After almost forty years of work, Franco Aguggiaro, born in Vigonza, Italy and great traveler (not as a tourist, but as a researcher always searching exciting and challenging environments, where he would absolve and convey knowledge and culture), is still intimately tied to his first sensory “imprinting” the Venetian region land, with his colors, atmospheres, flavors, smells, contacts with the Venetian world of his childhood and adolescence, the rhythm of the local spoken language with its slow and sweet musicality. By painting he recovers the deep layers of the synaesthetic culture of his origins, when his definite, rich, supple layering of knowledge was subject to a constant revaluation or, better, a continuous resurfacing.
Sometimes nostalgic (he’s been living in FtLauderdale, Florida for many years) but rich in moods and feelings, sometimes in urgent need of documentation of the losses that his sensorial memory has been suffering by erasing his ancient visions of his land, his people, gestures tradition and the material culture and states of mind connected to them, different “sense” of time and space, a different view of the reality of things, colors, depth and environmental perspectives. The Venetian region of the “memories of the senses” is very different from the nostalgic views which some faded memories of distant, lost, seldom enlightened by a photograph, from old magazines or books give us, always with disappointing results.
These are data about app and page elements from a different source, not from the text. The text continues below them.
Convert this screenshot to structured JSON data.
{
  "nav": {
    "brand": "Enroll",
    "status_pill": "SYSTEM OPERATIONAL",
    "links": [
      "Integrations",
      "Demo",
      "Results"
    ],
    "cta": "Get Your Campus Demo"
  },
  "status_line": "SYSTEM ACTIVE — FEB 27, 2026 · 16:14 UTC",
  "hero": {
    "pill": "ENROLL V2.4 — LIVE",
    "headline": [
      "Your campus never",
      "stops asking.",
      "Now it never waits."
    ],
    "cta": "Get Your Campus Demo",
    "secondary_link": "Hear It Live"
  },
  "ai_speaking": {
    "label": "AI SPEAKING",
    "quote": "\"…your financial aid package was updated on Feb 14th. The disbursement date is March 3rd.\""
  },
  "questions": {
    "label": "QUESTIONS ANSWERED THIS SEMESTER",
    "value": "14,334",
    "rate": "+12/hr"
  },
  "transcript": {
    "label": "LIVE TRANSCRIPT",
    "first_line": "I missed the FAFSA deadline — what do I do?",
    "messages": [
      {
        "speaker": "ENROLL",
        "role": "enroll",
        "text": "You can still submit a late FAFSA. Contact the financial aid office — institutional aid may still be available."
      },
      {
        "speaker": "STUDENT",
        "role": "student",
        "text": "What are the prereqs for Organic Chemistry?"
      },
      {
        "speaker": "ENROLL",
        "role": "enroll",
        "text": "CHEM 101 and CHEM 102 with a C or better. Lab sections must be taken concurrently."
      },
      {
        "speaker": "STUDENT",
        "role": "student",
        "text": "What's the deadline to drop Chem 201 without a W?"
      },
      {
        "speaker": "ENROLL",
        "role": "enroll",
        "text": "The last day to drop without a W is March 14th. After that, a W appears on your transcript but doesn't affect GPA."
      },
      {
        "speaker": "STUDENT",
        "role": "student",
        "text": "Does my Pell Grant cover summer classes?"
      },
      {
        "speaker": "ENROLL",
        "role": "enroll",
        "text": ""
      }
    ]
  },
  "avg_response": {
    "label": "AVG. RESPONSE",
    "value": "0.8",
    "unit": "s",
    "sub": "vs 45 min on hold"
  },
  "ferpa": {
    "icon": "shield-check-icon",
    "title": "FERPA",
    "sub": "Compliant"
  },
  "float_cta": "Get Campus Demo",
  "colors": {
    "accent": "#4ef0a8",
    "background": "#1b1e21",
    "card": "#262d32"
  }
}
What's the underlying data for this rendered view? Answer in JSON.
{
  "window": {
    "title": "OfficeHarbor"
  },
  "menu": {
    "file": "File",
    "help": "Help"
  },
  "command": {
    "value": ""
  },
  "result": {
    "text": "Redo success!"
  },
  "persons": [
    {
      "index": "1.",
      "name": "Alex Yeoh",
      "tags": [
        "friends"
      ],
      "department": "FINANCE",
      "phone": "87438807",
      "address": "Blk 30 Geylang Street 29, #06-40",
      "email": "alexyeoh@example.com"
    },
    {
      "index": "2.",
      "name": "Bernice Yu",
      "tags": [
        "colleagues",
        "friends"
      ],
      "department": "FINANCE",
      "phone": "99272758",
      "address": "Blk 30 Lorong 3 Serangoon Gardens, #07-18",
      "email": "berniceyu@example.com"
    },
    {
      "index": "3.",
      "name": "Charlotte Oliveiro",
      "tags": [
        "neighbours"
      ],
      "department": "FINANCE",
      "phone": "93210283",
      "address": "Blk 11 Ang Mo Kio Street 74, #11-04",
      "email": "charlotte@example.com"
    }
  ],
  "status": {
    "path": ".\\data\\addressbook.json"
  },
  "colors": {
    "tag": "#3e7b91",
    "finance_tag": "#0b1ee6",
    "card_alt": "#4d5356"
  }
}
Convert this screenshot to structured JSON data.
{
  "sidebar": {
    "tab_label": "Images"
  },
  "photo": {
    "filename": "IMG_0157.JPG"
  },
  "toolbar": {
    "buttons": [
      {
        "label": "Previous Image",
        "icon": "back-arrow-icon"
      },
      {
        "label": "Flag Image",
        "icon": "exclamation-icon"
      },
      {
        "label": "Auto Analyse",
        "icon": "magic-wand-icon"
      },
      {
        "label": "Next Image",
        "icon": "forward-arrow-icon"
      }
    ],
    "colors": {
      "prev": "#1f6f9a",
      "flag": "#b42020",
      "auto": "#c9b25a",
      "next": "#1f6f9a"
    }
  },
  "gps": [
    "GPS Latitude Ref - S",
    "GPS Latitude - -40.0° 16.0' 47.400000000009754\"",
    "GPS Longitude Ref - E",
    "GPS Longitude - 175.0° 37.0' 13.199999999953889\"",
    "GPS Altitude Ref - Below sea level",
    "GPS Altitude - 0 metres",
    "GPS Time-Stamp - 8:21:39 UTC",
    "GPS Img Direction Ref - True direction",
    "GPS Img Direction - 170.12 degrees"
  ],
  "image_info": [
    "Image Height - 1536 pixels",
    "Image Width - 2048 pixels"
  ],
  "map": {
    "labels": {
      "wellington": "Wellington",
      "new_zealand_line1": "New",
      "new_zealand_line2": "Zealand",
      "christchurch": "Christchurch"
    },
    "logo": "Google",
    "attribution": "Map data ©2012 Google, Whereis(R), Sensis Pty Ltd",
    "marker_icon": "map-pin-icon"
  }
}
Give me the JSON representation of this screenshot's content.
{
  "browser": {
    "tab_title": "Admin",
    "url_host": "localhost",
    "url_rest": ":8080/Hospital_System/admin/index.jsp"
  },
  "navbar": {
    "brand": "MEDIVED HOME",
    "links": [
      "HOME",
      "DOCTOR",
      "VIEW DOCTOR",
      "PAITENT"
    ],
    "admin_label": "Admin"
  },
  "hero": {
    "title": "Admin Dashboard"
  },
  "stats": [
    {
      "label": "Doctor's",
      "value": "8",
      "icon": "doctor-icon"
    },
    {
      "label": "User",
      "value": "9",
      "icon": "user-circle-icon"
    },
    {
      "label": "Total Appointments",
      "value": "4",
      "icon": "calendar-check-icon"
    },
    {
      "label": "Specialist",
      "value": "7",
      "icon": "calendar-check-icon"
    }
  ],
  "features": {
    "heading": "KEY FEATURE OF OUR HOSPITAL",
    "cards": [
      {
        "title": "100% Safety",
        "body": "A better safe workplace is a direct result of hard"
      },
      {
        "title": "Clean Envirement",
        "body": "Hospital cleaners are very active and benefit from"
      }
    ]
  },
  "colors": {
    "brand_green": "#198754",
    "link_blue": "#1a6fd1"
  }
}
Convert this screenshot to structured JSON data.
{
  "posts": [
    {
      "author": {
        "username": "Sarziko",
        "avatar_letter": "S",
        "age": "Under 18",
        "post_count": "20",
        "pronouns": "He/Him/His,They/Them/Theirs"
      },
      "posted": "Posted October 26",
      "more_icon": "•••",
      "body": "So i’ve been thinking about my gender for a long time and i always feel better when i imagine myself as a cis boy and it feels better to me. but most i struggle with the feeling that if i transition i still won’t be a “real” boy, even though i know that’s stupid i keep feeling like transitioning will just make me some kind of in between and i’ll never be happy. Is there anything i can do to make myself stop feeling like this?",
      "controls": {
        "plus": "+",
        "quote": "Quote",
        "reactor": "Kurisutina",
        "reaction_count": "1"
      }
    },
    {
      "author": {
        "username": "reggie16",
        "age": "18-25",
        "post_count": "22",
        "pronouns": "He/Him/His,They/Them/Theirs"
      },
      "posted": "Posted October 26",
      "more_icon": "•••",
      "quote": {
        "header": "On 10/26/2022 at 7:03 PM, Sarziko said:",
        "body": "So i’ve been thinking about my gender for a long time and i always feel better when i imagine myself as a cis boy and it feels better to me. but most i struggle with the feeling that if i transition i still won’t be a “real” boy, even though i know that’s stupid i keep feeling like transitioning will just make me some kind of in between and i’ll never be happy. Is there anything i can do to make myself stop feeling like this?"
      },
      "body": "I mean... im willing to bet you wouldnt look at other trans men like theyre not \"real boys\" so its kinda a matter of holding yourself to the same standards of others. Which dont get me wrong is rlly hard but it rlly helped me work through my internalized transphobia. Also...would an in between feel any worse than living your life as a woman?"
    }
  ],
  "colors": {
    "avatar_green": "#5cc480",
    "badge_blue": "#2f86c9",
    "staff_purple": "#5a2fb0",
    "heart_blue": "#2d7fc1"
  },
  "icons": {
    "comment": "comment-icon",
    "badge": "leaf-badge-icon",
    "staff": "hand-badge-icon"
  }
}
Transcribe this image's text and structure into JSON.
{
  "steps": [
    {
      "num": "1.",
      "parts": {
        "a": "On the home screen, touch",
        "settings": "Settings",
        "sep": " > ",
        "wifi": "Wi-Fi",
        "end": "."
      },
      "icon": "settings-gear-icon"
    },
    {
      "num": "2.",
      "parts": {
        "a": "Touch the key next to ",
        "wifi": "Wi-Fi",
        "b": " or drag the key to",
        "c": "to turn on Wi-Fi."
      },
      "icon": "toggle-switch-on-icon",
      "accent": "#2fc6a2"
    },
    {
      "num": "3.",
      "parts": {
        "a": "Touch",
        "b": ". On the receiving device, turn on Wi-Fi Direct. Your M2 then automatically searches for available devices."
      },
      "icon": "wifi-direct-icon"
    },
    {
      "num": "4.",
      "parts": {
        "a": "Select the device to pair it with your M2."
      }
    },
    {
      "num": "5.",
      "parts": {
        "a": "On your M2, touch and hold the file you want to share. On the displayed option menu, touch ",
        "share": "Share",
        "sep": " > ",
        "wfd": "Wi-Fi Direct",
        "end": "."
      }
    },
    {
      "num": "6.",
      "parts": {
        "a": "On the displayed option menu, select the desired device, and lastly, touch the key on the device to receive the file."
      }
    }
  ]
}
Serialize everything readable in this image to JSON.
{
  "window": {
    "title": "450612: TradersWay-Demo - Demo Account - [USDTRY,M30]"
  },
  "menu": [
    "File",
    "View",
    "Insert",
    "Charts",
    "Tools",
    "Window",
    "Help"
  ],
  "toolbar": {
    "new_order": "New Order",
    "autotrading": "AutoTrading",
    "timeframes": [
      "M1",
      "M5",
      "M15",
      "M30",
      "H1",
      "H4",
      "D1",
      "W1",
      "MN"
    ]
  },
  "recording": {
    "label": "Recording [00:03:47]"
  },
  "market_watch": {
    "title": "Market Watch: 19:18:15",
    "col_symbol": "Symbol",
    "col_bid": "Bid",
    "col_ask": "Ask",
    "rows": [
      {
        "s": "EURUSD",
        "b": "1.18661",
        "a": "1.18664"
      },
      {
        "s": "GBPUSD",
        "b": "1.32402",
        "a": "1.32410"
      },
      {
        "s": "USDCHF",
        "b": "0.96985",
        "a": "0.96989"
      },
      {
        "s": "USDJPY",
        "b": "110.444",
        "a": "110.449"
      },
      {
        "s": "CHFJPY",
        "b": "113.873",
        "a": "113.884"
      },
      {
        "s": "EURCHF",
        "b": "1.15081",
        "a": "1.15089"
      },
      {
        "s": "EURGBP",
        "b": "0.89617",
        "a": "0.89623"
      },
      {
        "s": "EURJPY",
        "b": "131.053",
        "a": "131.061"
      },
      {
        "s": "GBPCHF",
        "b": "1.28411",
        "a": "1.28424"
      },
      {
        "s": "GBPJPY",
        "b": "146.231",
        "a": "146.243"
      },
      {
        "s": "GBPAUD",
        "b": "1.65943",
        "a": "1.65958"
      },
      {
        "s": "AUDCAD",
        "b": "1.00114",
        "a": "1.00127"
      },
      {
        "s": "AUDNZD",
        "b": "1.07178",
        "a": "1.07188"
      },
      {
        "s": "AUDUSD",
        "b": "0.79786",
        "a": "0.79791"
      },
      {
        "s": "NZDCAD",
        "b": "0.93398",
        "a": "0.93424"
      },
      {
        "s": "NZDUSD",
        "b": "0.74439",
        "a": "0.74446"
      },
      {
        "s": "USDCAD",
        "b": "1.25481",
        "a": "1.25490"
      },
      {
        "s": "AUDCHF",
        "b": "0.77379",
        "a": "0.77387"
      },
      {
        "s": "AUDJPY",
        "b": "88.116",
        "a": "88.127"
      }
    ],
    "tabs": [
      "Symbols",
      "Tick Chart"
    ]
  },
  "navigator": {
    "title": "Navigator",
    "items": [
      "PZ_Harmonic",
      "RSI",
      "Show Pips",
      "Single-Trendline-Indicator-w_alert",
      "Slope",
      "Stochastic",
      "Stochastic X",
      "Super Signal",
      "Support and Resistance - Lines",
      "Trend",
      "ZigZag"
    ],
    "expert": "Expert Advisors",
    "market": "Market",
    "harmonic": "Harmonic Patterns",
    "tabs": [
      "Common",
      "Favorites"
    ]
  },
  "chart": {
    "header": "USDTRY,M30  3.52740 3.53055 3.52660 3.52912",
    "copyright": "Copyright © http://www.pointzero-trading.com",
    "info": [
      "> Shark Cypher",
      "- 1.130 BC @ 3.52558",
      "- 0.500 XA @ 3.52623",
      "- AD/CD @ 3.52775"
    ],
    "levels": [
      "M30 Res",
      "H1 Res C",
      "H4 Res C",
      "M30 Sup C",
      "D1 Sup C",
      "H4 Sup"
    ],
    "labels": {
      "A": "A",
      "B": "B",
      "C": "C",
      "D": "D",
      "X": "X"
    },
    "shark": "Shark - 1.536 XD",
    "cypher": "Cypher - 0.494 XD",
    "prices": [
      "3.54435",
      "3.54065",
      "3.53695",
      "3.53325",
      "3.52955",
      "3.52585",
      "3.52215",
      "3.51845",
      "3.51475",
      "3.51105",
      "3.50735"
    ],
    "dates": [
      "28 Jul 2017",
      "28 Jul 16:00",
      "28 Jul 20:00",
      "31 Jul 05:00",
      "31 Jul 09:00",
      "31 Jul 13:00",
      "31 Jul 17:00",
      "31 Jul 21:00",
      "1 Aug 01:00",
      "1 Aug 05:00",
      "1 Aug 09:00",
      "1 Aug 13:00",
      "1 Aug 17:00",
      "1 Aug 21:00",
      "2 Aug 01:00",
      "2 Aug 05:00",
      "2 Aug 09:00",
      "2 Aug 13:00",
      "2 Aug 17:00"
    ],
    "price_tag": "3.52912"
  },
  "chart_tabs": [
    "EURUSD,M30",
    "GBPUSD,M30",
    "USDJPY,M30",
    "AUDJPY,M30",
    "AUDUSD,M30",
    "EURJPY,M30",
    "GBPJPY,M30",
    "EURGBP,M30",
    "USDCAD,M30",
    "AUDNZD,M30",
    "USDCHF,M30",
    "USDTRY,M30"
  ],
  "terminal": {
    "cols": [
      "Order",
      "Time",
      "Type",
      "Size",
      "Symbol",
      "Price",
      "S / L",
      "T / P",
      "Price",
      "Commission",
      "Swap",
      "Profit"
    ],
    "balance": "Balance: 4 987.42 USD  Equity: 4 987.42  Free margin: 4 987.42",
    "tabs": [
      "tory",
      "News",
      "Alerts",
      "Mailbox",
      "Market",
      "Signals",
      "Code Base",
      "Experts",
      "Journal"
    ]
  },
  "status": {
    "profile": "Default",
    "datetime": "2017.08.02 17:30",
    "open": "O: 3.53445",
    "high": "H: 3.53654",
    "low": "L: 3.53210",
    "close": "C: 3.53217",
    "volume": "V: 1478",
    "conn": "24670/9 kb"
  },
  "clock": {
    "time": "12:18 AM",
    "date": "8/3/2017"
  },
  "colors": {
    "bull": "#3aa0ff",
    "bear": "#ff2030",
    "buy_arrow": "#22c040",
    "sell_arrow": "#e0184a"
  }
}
Franco Aguggiaro, instead nourishes the inner eye by listening to his inner voices, letting grow the emotion that revives his gesture, strengthens the color, meaning its emotional quality. The chromatic factor is no longer perceived a simply coating of a picture, but primarily as the background painting of matter which becomes more expressive that descriptive, while absorbing the fickle perceptions that require a long time of observation. During this time, he enters his picture at the level of the psychological dimension of its poetic evocation, to feel and understand the slight expressionist deformations of regular faces and bodies, especially in his Roman period,where the game of colors replaced the game of volumes and the sign would modulate, and make the contours of the shapes vibrant and blurred, making the sense of existential discomfort and poverty suffered quietly, as a resigned acceptance of a widely shared and inevitable destiny, stand out. (Giorgio Segato)
Many Italian and international critics have written about Franco’s work, including F. Belfiori, F. Bellonzi, M. Biancale, R. Biasion, L. Borghese, M. Calabrese, R. Civello, C. Da Via, G. de Chirico, V. Fiore, V. Guzzi, D. Iavarone, V. Mariani, B. Morrini, F. Miele, E.F. Accrocca, E. Miscia, David Miller and many others.
Franco Aguggiaro was born in Vigonza Italy, in the province of Padova. In the late 1960’s, he studied design and artistic nude painting in Nice. He continued his art studies in London, Paris and Stockholm. He returned to Rome in the 1970’s, to study at the Academy of Art.
At the end of the 1970’s, Franco returned to Stockholm to teach art and design. In the 1980’s, he opened an art studio in Rome, at Trastevere and began a working relationship with Mr. Ettore Russo (owner of Galleria La Barcaccia in Piazza di Spagna) who also discovered the Master Giorgio de Chirico. The relationship continued until the death of Mr. Russo in 1992. The same year Franco Aguggiaro was Knighted by Mr. Scalfaro, the President of the Republic of Italy.
Throughout his career, Franco’s associations with painter such as Giorgio de Chirico, Tommasi Ferroni, Kokocinski, Villoresi, Guzzi Schifano and many others, has afforded him the opportunity to learn the secrets of the most refined techniques of traditional and modern painting.
Establishing a residence in Ft. Lauderdale, Florida in 1994, Franco has established himself in the cultural community. In 1995, he was elected Cultural Chairman by the City of Ft. Lauderdale for Sister Cities International. In April of 2000, he became an American Citizen.
Many Italian and international critics have written about Franco’s work, including F. Belfiori, F. Bellonzi, Berenice, M. Biancale, R. Biasion, Toni Bonavita, L. Borghese, M. Calabrese, R. Civello, C. Da Via, G. De Chirico, V. Fiore, V. Guzzi, D. Iavarone, Athos Magini, V. Mariani, B. Morrini, F. Miele, E.F. Accrocca, E. Miscia, David Miller, V. Scorza, M. Vaizey, Giorgio Segato.